Data entries:
"""

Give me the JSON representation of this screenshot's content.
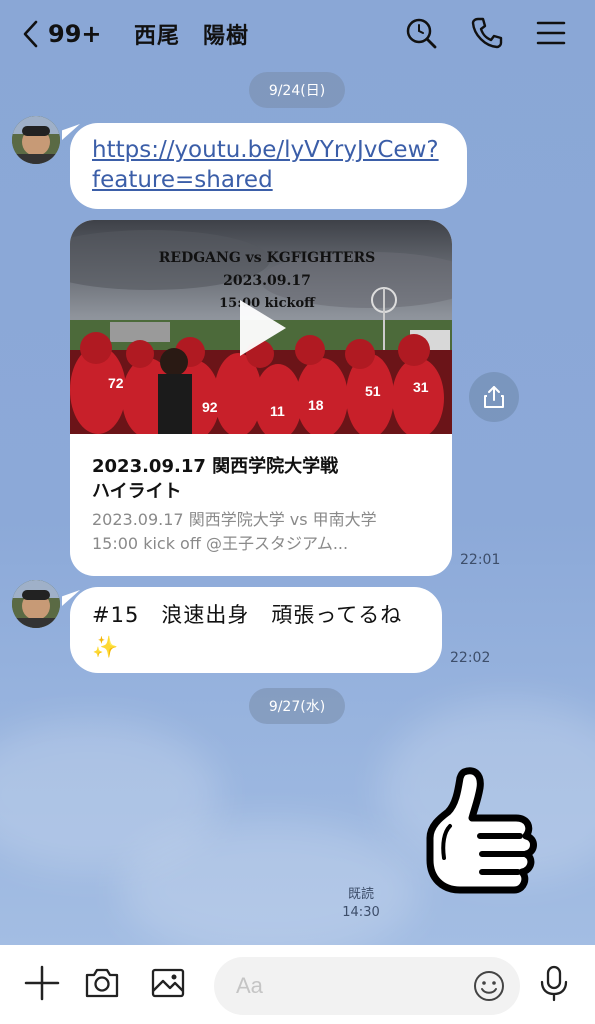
{
  "header": {
    "unread_count": "99+",
    "contact_name": "西尾　陽樹"
  },
  "dates": [
    "9/24(日)",
    "9/27(水)"
  ],
  "messages": {
    "link": {
      "line1": "https://youtu.be/lyVYryJvCew?",
      "line2": "feature=shared"
    },
    "card": {
      "thumb_line1": "REDGANG vs KGFIGHTERS",
      "thumb_line2": "2023.09.17",
      "thumb_line3": "15:00 kickoff",
      "title_line1": "2023.09.17  関西学院大学戦",
      "title_line2": "ハイライト",
      "desc_line1": "2023.09.17 関西学院大学 vs 甲南大学",
      "desc_line2": "15:00 kick off @王子スタジアム...",
      "time": "22:01"
    },
    "text": {
      "line1": "#15　浪速出身　頑張ってるね",
      "line2": "✨",
      "time": "22:02"
    },
    "sticker": {
      "read_label": "既読",
      "time": "14:30"
    }
  },
  "input": {
    "placeholder": "Aa"
  },
  "colors": {
    "background": "#8fabd9",
    "link": "#3b5ea8",
    "jersey_red": "#c8202a"
  },
  "icons": [
    "back-chevron-icon",
    "search-icon",
    "phone-icon",
    "menu-icon",
    "share-icon",
    "play-icon",
    "plus-icon",
    "camera-icon",
    "image-icon",
    "emoji-icon",
    "microphone-icon"
  ]
}
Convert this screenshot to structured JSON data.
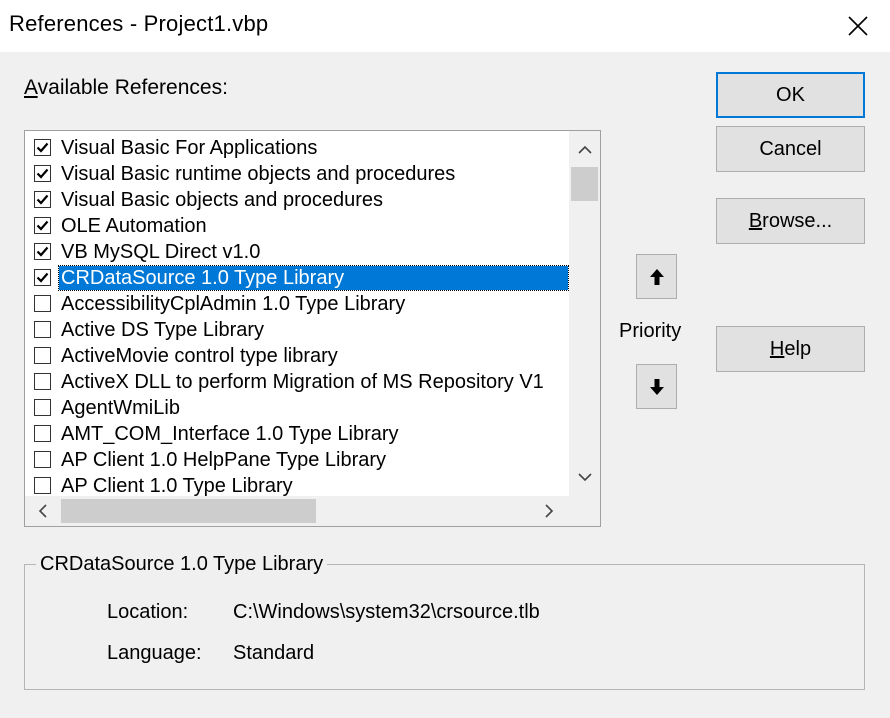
{
  "window": {
    "title": "References - Project1.vbp",
    "close_glyph": "close-icon"
  },
  "available_label_first": "A",
  "available_label_rest": "vailable References:",
  "references": [
    {
      "label": "Visual Basic For Applications",
      "checked": true,
      "selected": false
    },
    {
      "label": "Visual Basic runtime objects and procedures",
      "checked": true,
      "selected": false
    },
    {
      "label": "Visual Basic objects and procedures",
      "checked": true,
      "selected": false
    },
    {
      "label": "OLE Automation",
      "checked": true,
      "selected": false
    },
    {
      "label": "VB MySQL Direct v1.0",
      "checked": true,
      "selected": false
    },
    {
      "label": "CRDataSource 1.0 Type Library",
      "checked": true,
      "selected": true
    },
    {
      "label": "AccessibilityCplAdmin 1.0 Type Library",
      "checked": false,
      "selected": false
    },
    {
      "label": "Active DS Type Library",
      "checked": false,
      "selected": false
    },
    {
      "label": "ActiveMovie control type library",
      "checked": false,
      "selected": false
    },
    {
      "label": "ActiveX DLL to perform Migration of MS Repository V1",
      "checked": false,
      "selected": false
    },
    {
      "label": "AgentWmiLib",
      "checked": false,
      "selected": false
    },
    {
      "label": "AMT_COM_Interface 1.0 Type Library",
      "checked": false,
      "selected": false
    },
    {
      "label": "AP Client 1.0 HelpPane Type Library",
      "checked": false,
      "selected": false
    },
    {
      "label": "AP Client 1.0 Type Library",
      "checked": false,
      "selected": false
    }
  ],
  "buttons": {
    "ok": "OK",
    "cancel": "Cancel",
    "browse_first": "B",
    "browse_rest": "rowse...",
    "help_first": "H",
    "help_rest": "elp"
  },
  "priority_label": "Priority",
  "details": {
    "caption": "CRDataSource 1.0 Type Library",
    "location_label": "Location:",
    "location_value": "C:\\Windows\\system32\\crsource.tlb",
    "language_label": "Language:",
    "language_value": "Standard"
  }
}
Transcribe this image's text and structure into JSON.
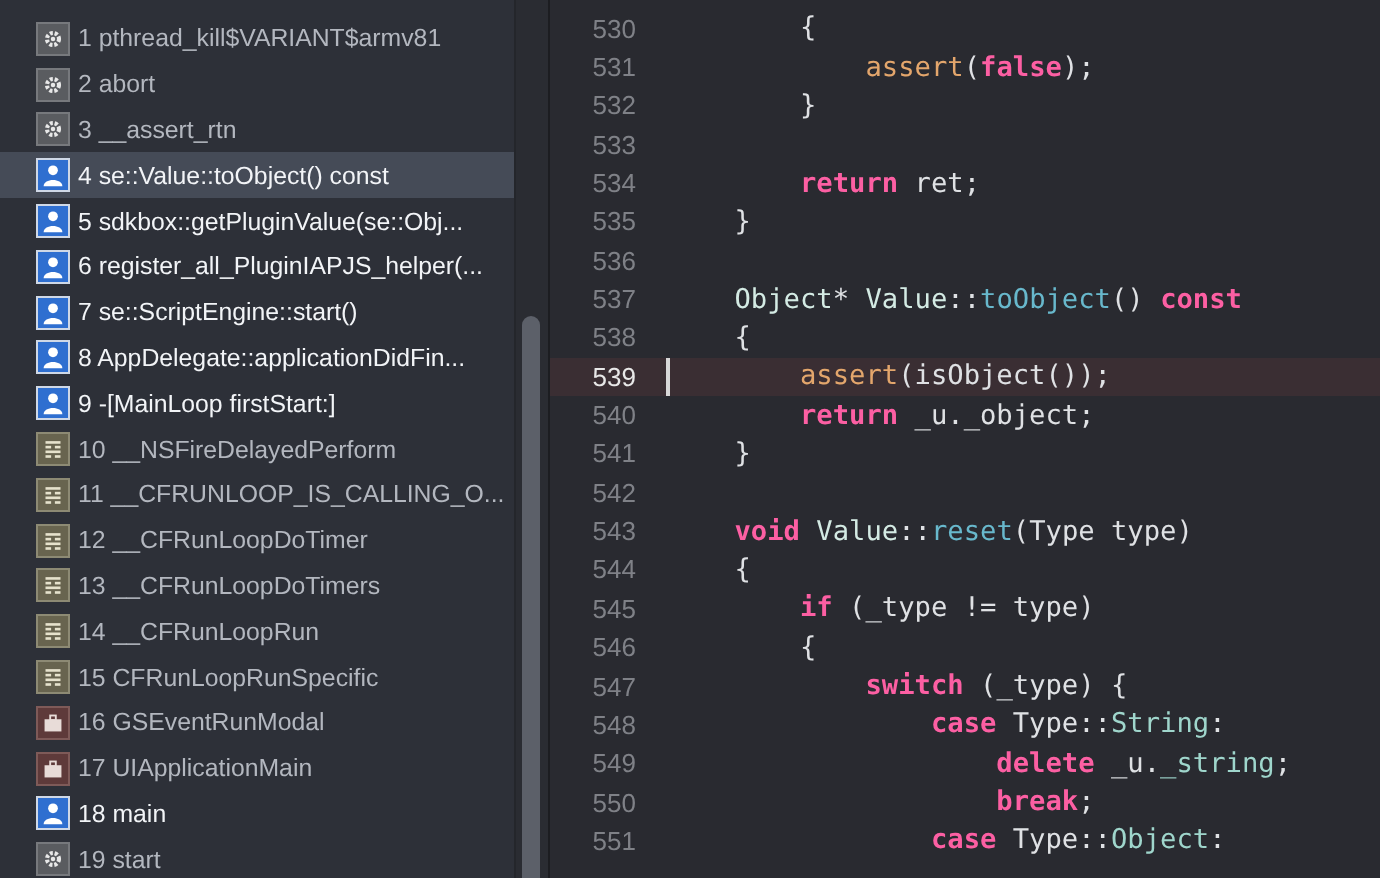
{
  "stack_frames": [
    {
      "kind": "system",
      "label": "1 pthread_kill$VARIANT$armv81",
      "selected": false
    },
    {
      "kind": "system",
      "label": "2 abort",
      "selected": false
    },
    {
      "kind": "system",
      "label": "3 __assert_rtn",
      "selected": false
    },
    {
      "kind": "user",
      "label": "4 se::Value::toObject() const",
      "selected": true
    },
    {
      "kind": "user",
      "label": "5 sdkbox::getPluginValue(se::Obj...",
      "selected": false
    },
    {
      "kind": "user",
      "label": "6 register_all_PluginIAPJS_helper(...",
      "selected": false
    },
    {
      "kind": "user",
      "label": "7 se::ScriptEngine::start()",
      "selected": false
    },
    {
      "kind": "user",
      "label": "8 AppDelegate::applicationDidFin...",
      "selected": false
    },
    {
      "kind": "user",
      "label": "9 -[MainLoop firstStart:]",
      "selected": false
    },
    {
      "kind": "framework",
      "label": "10 __NSFireDelayedPerform",
      "selected": false
    },
    {
      "kind": "framework",
      "label": "11 __CFRUNLOOP_IS_CALLING_O...",
      "selected": false
    },
    {
      "kind": "framework",
      "label": "12 __CFRunLoopDoTimer",
      "selected": false
    },
    {
      "kind": "framework",
      "label": "13 __CFRunLoopDoTimers",
      "selected": false
    },
    {
      "kind": "framework",
      "label": "14 __CFRunLoopRun",
      "selected": false
    },
    {
      "kind": "framework",
      "label": "15 CFRunLoopRunSpecific",
      "selected": false
    },
    {
      "kind": "app",
      "label": "16 GSEventRunModal",
      "selected": false
    },
    {
      "kind": "app",
      "label": "17 UIApplicationMain",
      "selected": false
    },
    {
      "kind": "user",
      "label": "18 main",
      "selected": false
    },
    {
      "kind": "system",
      "label": "19 start",
      "selected": false
    }
  ],
  "editor": {
    "lines": [
      {
        "number": "530",
        "current": false,
        "tokens": [
          {
            "kind": "plain",
            "text": "        {"
          }
        ]
      },
      {
        "number": "531",
        "current": false,
        "tokens": [
          {
            "kind": "call",
            "text": "            assert"
          },
          {
            "kind": "plain",
            "text": "("
          },
          {
            "kind": "keyword",
            "text": "false"
          },
          {
            "kind": "plain",
            "text": ");"
          }
        ]
      },
      {
        "number": "532",
        "current": false,
        "tokens": [
          {
            "kind": "plain",
            "text": "        }"
          }
        ]
      },
      {
        "number": "533",
        "current": false
      },
      {
        "number": "534",
        "current": false,
        "tokens": [
          {
            "kind": "keyword",
            "text": "        return"
          },
          {
            "kind": "plain",
            "text": " ret;"
          }
        ]
      },
      {
        "number": "535",
        "current": false,
        "tokens": [
          {
            "kind": "plain",
            "text": "    }"
          }
        ]
      },
      {
        "number": "536",
        "current": false
      },
      {
        "number": "537",
        "current": false,
        "tokens": [
          {
            "kind": "type",
            "text": "    Object"
          },
          {
            "kind": "plain",
            "text": "* "
          },
          {
            "kind": "type",
            "text": "Value"
          },
          {
            "kind": "plain",
            "text": "::"
          },
          {
            "kind": "method",
            "text": "toObject"
          },
          {
            "kind": "plain",
            "text": "() "
          },
          {
            "kind": "keyword",
            "text": "const"
          }
        ]
      },
      {
        "number": "538",
        "current": false,
        "tokens": [
          {
            "kind": "plain",
            "text": "    {"
          }
        ]
      },
      {
        "number": "539",
        "current": true,
        "tokens": [
          {
            "kind": "call",
            "text": "        assert"
          },
          {
            "kind": "plain",
            "text": "(isObject());"
          }
        ]
      },
      {
        "number": "540",
        "current": false,
        "tokens": [
          {
            "kind": "keyword",
            "text": "        return"
          },
          {
            "kind": "plain",
            "text": " _u._object;"
          }
        ]
      },
      {
        "number": "541",
        "current": false,
        "tokens": [
          {
            "kind": "plain",
            "text": "    }"
          }
        ]
      },
      {
        "number": "542",
        "current": false
      },
      {
        "number": "543",
        "current": false,
        "tokens": [
          {
            "kind": "keyword",
            "text": "    void"
          },
          {
            "kind": "type",
            "text": " Value"
          },
          {
            "kind": "plain",
            "text": "::"
          },
          {
            "kind": "method",
            "text": "reset"
          },
          {
            "kind": "plain",
            "text": "(Type type)"
          }
        ]
      },
      {
        "number": "544",
        "current": false,
        "tokens": [
          {
            "kind": "plain",
            "text": "    {"
          }
        ]
      },
      {
        "number": "545",
        "current": false,
        "tokens": [
          {
            "kind": "keyword",
            "text": "        if"
          },
          {
            "kind": "plain",
            "text": " (_type != type)"
          }
        ]
      },
      {
        "number": "546",
        "current": false,
        "tokens": [
          {
            "kind": "plain",
            "text": "        {"
          }
        ]
      },
      {
        "number": "547",
        "current": false,
        "tokens": [
          {
            "kind": "keyword",
            "text": "            switch"
          },
          {
            "kind": "plain",
            "text": " (_type) {"
          }
        ]
      },
      {
        "number": "548",
        "current": false,
        "tokens": [
          {
            "kind": "keyword",
            "text": "                case"
          },
          {
            "kind": "plain",
            "text": " Type::"
          },
          {
            "kind": "member",
            "text": "String"
          },
          {
            "kind": "plain",
            "text": ":"
          }
        ]
      },
      {
        "number": "549",
        "current": false,
        "tokens": [
          {
            "kind": "keyword",
            "text": "                    delete"
          },
          {
            "kind": "plain",
            "text": " _u."
          },
          {
            "kind": "member",
            "text": "_string"
          },
          {
            "kind": "plain",
            "text": ";"
          }
        ]
      },
      {
        "number": "550",
        "current": false,
        "tokens": [
          {
            "kind": "keyword",
            "text": "                    break"
          },
          {
            "kind": "plain",
            "text": ";"
          }
        ]
      },
      {
        "number": "551",
        "current": false,
        "tokens": [
          {
            "kind": "keyword",
            "text": "                case"
          },
          {
            "kind": "plain",
            "text": " Type::"
          },
          {
            "kind": "member",
            "text": "Object"
          },
          {
            "kind": "plain",
            "text": ":"
          }
        ]
      }
    ]
  }
}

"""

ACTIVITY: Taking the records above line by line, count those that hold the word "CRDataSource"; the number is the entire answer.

TASK RESULT: 2